In short the script disables network-manager (it was trying to do things auto which was screwing with things), sets up the connection and connects then checks for a string in the wireless card parameters which will only occur if it’s disconnected, if the string appears it’ll disable and re-enable the wireless device which seems to allow it to connect again. If it’s connected it’ll wait 3 minutes (180 seconds) before checking again where as if it does disconnect it’ll check again 30 seconds after it’s tired rebooting the device.

Here’s the script, be sure to try it if you’re having the same problem (you might need to change the wireless device ‘wlan1’ to yours) and comment if I’m doing something wrong or there’s another way around this, cheers.

#!/bin/bash

service network-manager stop

iwconfig wlan1 essid NETWORKNAME
iwconfig wlan1 key NETWORKKEY
ifconfig wlan1 up
dhclient3 wlan1

while true;
do

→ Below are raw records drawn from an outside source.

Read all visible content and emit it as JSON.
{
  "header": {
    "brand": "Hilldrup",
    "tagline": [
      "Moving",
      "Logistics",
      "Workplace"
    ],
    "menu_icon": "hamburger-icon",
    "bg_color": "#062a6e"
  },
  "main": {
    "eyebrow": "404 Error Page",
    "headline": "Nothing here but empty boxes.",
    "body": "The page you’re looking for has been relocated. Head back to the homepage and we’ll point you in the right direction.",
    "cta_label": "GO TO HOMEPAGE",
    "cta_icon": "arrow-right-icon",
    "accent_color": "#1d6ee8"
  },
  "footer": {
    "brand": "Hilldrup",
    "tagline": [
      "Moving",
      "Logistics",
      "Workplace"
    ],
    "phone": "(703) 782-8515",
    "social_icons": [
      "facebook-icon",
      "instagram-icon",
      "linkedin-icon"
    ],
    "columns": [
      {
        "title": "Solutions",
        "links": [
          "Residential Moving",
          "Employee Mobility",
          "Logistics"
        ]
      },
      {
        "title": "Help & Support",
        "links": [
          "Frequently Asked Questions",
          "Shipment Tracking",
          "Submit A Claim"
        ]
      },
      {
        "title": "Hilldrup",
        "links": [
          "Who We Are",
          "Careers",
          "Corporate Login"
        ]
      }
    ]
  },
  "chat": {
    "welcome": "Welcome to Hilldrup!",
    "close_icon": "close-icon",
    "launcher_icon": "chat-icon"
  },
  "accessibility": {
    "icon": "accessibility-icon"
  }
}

if (iwconfig wlan1) | grep -o "Access Point: Not-Associated"
then
	ifconfig wlan1 down
	echo "not connected, rebooting Wifi"
	ifconfig wlan1 up
	sleep 30
else
	echo "connected"
	sleep 180
fi

done